William Bender has an important piece on some of Councilman Kenyatta Johnson’s no-bid land sales in Point Breeze. There’s a lot more to it, but the gist is that city-owned properties which had multiple expressions of interest were often sold for far less than market value to favored developers, and in more than one case to a Johnson campaign contributor. None of this is prima facie evidence of wrongdoing on the Councilman’s part, but it does offer a window into how councilmanic prerogative over city land sales creates opportunities for untoward dealings, whether or not elected officials choose to take advantage of them. “In the past two years, more than two dozen city properties in Johnson’s Second District were sold through similar no-bid sales, shortchanging taxpayers and violating city policies that require competitive bidding or appraisals for sought-after lots, records show.”

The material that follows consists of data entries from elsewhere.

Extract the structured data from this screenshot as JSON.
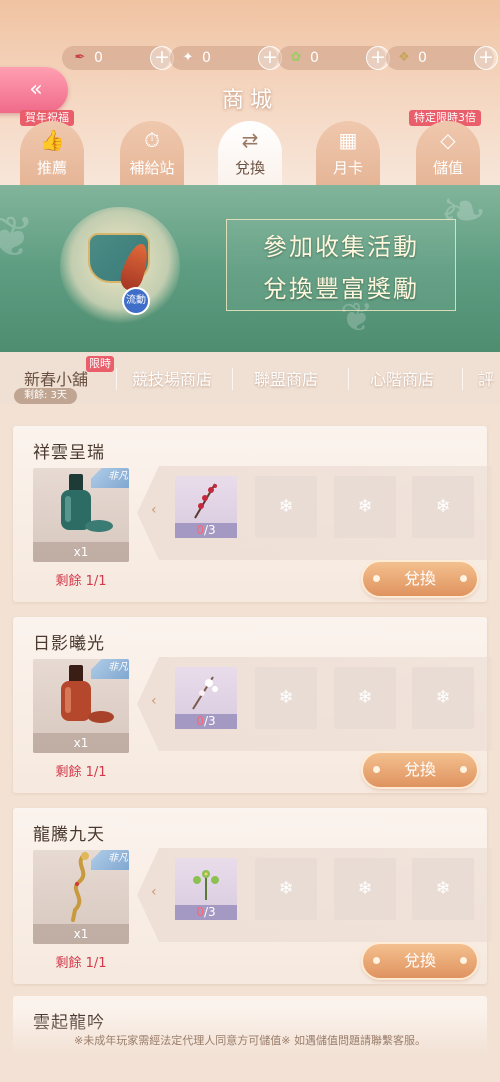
{
  "currencies": [
    {
      "icon": "red-quill-icon",
      "glyph": "✒",
      "color": "#c8404b",
      "value": "0"
    },
    {
      "icon": "star-cluster-icon",
      "glyph": "✦",
      "color": "#ffffff",
      "value": "0"
    },
    {
      "icon": "green-leaf-icon",
      "glyph": "✿",
      "color": "#9ccc65",
      "value": "0"
    },
    {
      "icon": "gold-gem-icon",
      "glyph": "❖",
      "color": "#c9a45a",
      "value": "0"
    }
  ],
  "plus_label": "+",
  "back_label": "«",
  "header": {
    "title": "商城"
  },
  "badges": {
    "newyear": "賀年祝福",
    "limited": "特定限時3倍"
  },
  "tabs": [
    {
      "label": "推薦",
      "glyph": "👍"
    },
    {
      "label": "補給站",
      "glyph": "⏱"
    },
    {
      "label": "兌換",
      "glyph": "⇄"
    },
    {
      "label": "月卡",
      "glyph": "▦"
    },
    {
      "label": "儲值",
      "glyph": "◇"
    }
  ],
  "banner": {
    "line1": "參加收集活動",
    "line2": "兌換豐富獎勵",
    "coin": "流動"
  },
  "subtabs": {
    "items": [
      "新春小舖",
      "競技場商店",
      "聯盟商店",
      "心階商店",
      "評"
    ],
    "limited": "限時",
    "remain": "剩餘: 3天"
  },
  "cards": [
    {
      "title": "祥雲呈瑞",
      "qty": "x1",
      "remain": "剩餘 1/1",
      "badge": "非凡",
      "have": "0",
      "need": "/3",
      "button": "兌換",
      "empty_glyph": "❄",
      "reward": "green-nail-polish-icon",
      "material": "red-plum-branch-icon"
    },
    {
      "title": "日影曦光",
      "qty": "x1",
      "remain": "剩餘 1/1",
      "badge": "非凡",
      "have": "0",
      "need": "/3",
      "button": "兌換",
      "empty_glyph": "❄",
      "reward": "orange-nail-polish-icon",
      "material": "white-blossom-branch-icon"
    },
    {
      "title": "龍騰九天",
      "qty": "x1",
      "remain": "剩餘 1/1",
      "badge": "非凡",
      "have": "0",
      "need": "/3",
      "button": "兌換",
      "empty_glyph": "❄",
      "reward": "gold-dragon-hairpin-icon",
      "material": "green-flower-sprig-icon"
    }
  ],
  "card4_title": "雲起龍吟",
  "footer": "※未成年玩家需經法定代理人同意方可儲值※ 如遇儲值問題請聯繫客服。"
}
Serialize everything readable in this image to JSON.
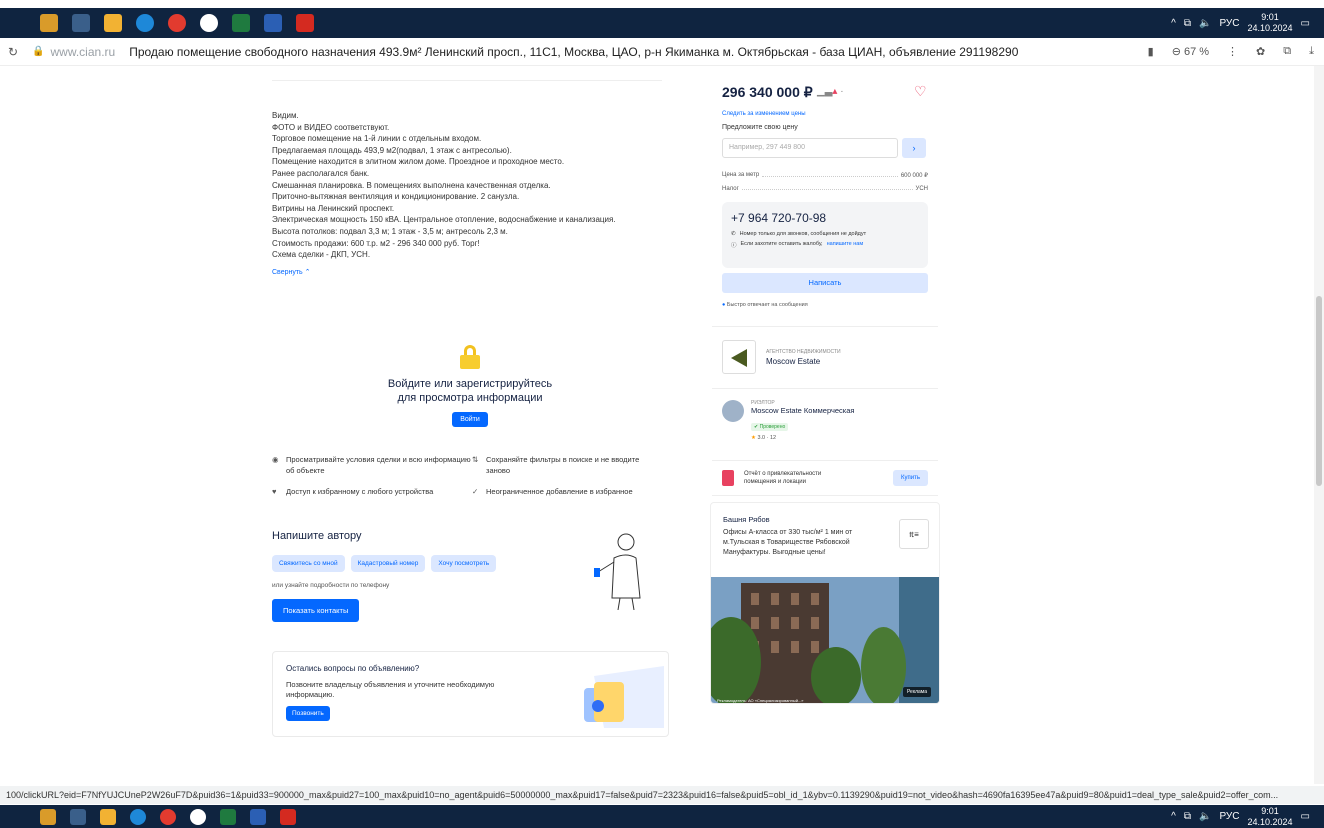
{
  "taskbar": {
    "lang": "РУС",
    "time": "9:01",
    "date": "24.10.2024"
  },
  "browser": {
    "domain": "www.cian.ru",
    "page_title": "Продаю помещение свободного назначения 493.9м² Ленинский просп., 11С1, Москва, ЦАО, р-н Якиманка м. Октябрьская - база ЦИАН, объявление 291198290",
    "zoom": "67 %",
    "status_url": "100/clickURL?eid=F7NfYUJCUneP2W26uF7D&puid36=1&puid33=900000_max&puid27=100_max&puid10=no_agent&puid6=50000000_max&puid17=false&puid7=2323&puid16=false&puid5=obl_id_1&ybv=0.1139290&puid19=not_video&hash=4690fa16395ee47a&puid9=80&puid1=deal_type_sale&puid2=offer_com..."
  },
  "description": {
    "lines": [
      "Видим.",
      "ФОТО и ВИДЕО соответствуют.",
      "Торговое помещение на 1-й линии с отдельным входом.",
      "Предлагаемая площадь 493,9 м2(подвал, 1 этаж с антресолью).",
      "Помещение находится в элитном жилом доме. Проездное и проходное место.",
      "Ранее располагался банк.",
      "Смешанная планировка. В помещениях выполнена качественная отделка.",
      "Приточно-вытяжная вентиляция и кондиционирование. 2 санузла.",
      "Витрины на Ленинский проспект.",
      "Электрическая мощность 150 кВА. Центральное отопление, водоснабжение и канализация.",
      "Высота потолков: подвал 3,3 м; 1 этаж - 3,5 м; антресоль 2,3 м.",
      "Стоимость продажи: 600 т.р. м2 - 296 340 000 руб. Торг!",
      "Схема сделки - ДКП, УСН."
    ],
    "collapse": "Свернуть"
  },
  "login_gate": {
    "title_line1": "Войдите или зарегистрируйтесь",
    "title_line2": "для просмотра информации",
    "button": "Войти",
    "features": [
      "Просматривайте условия сделки и всю информацию об объекте",
      "Сохраняйте фильтры в поиске и не вводите заново",
      "Доступ к избранному с любого устройства",
      "Неограниченное добавление в избранное"
    ]
  },
  "write_author": {
    "title": "Напишите автору",
    "chips": [
      "Свяжитесь со мной",
      "Кадастровый номер",
      "Хочу посмотреть"
    ],
    "hint": "или узнайте подробности по телефону",
    "button": "Показать контакты"
  },
  "questions": {
    "title": "Остались вопросы по объявлению?",
    "text": "Позвоните владельцу объявления и уточните необходимую информацию.",
    "button": "Позвонить"
  },
  "offer": {
    "price": "296 340 000 ₽",
    "follow": "Следить за изменением цены",
    "propose_label": "Предложите свою цену",
    "propose_placeholder": "Например, 297 449 800",
    "go": "›",
    "price_per_m_label": "Цена за метр",
    "price_per_m_value": "600 000 ₽",
    "tax_label": "Налог",
    "tax_value": "УСН",
    "phone": "+7 964 720-70-98",
    "note1": "Номер только для звонков, сообщения не дойдут",
    "note2": "Если захотите оставить жалобу,",
    "note2_link": "напишите нам",
    "write_button": "Написать",
    "fast_reply": "Быстро отвечает на сообщения"
  },
  "agency": {
    "label": "АГЕНТСТВО НЕДВИЖИМОСТИ",
    "name": "Moscow Estate"
  },
  "realtor": {
    "label": "РИЭЛТОР",
    "name": "Moscow Estate Коммерческая",
    "badge": "Проверено",
    "rating": "3.0 · 12"
  },
  "report": {
    "text": "Отчёт о привлекательности помещения и локации",
    "button": "Купить"
  },
  "ad": {
    "title": "Башня Рябов",
    "text": "Офисы А-класса от 330 тыс/м² 1 мин от м.Тульская в Товариществе Рябовской Мануфактуры. Выгодные цены!",
    "badge": "Реклама",
    "legal": "Рекламодатель: АО «Специализированный...»"
  },
  "colors": {
    "accent": "#0468ff",
    "heart": "#e84260",
    "taskbar": "#0f2440"
  }
}
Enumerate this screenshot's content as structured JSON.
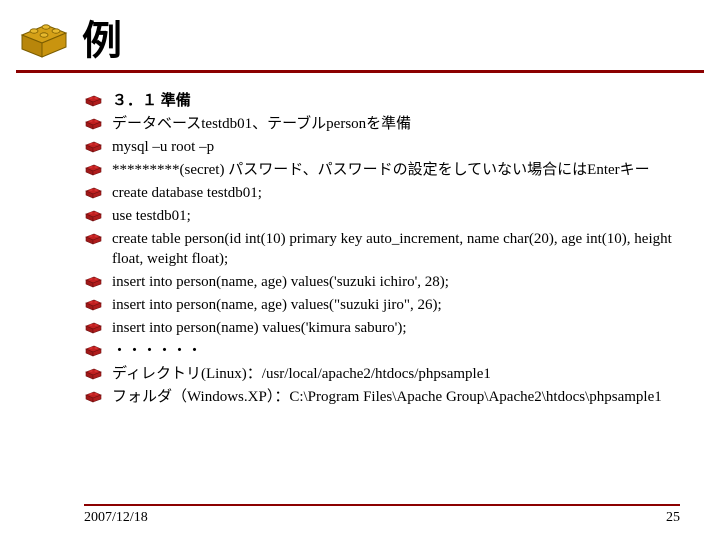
{
  "title": "例",
  "items": [
    {
      "text": "３．１ 準備",
      "bold": true
    },
    {
      "text": "データベースtestdb01、テーブルpersonを準備",
      "bold": false
    },
    {
      "text": "mysql –u root –p",
      "bold": false
    },
    {
      "text": "*********(secret) パスワード、パスワードの設定をしていない場合にはEnterキー",
      "bold": false
    },
    {
      "text": "create database testdb01;",
      "bold": false
    },
    {
      "text": "use testdb01;",
      "bold": false
    },
    {
      "text": "create table person(id int(10) primary key auto_increment, name char(20), age int(10), height float, weight float);",
      "bold": false
    },
    {
      "text": "insert into person(name, age) values('suzuki ichiro', 28);",
      "bold": false
    },
    {
      "text": "insert into person(name, age) values(\"suzuki jiro\", 26);",
      "bold": false
    },
    {
      "text": "insert into person(name) values('kimura saburo');",
      "bold": false
    },
    {
      "text": "・・・・・・",
      "bold": false
    },
    {
      "text": "ディレクトリ(Linux)：/usr/local/apache2/htdocs/phpsample1",
      "bold": false
    },
    {
      "text": "フォルダ（Windows.XP）：C:\\Program Files\\Apache Group\\Apache2\\htdocs\\phpsample1",
      "bold": false
    }
  ],
  "footer": {
    "date": "2007/12/18",
    "page": "25"
  }
}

The S.S. United States won’t be returning to the seas after all, reports Jesse Pesta. The Crystal Cruises luxury travel company commissioned a $1 million study back in February to determine the vessel’s sea-worthiness as an NYC-based cruise ship, and they’ve since determined that there are too many obstacles. That means the prior plan to incorporate the ship into Philadelphia’s waterfront redevelopment plans, by outfitting it with restaurants, a hotel, or possibly office space, is back on. “Crystal’s top-to-bottom examination concluded that the 65-year-old vessel, taken out of service in 1969, remains sound. It also means any future partners will not have to spend the money to figure that out,” writes Pesta.
Southern Land Company has shifted its strategy to keep the front section of the Warwick Building at 1906 Sansom as well as the Rittenhouse Coffee Shop at 1904 Chestnut, according to Friends of the Boyd. SLC had previously sought to demolish the buildings as part of their development plan for 1911 Walnut Street, the last vacant lot on Rittenhouse Square.
Danya Henninger gets some reactions from eastern Point Breeze neighbors about the Newbold Neighbors Association’s vote to drop the ‘Newbold’ from their name. Developer John Longacre, who coined the name Newbold for a much smaller area, tells Henninger he warned neighbors about overdoing it. “I told them that to declare that much of Point Breeze ‘Newbold’ would make them hated and cause problems for us, at the same time,” Longacre said. “They didn’t listen.”
At Car and Driver Magazine, Pete Bigelow looks at the recent history of urban freeway teardowns that prefigured U.S. DOT’s ‘Every Place Counts’ initiative, and explains why the cause has gone mainstream. “For the first time in the 60 years since the interstates arrived, needs of commuters and suburbanites are holding less sway. Decisions regarding America’s cities are increasingly prioritized for the people who live in them.”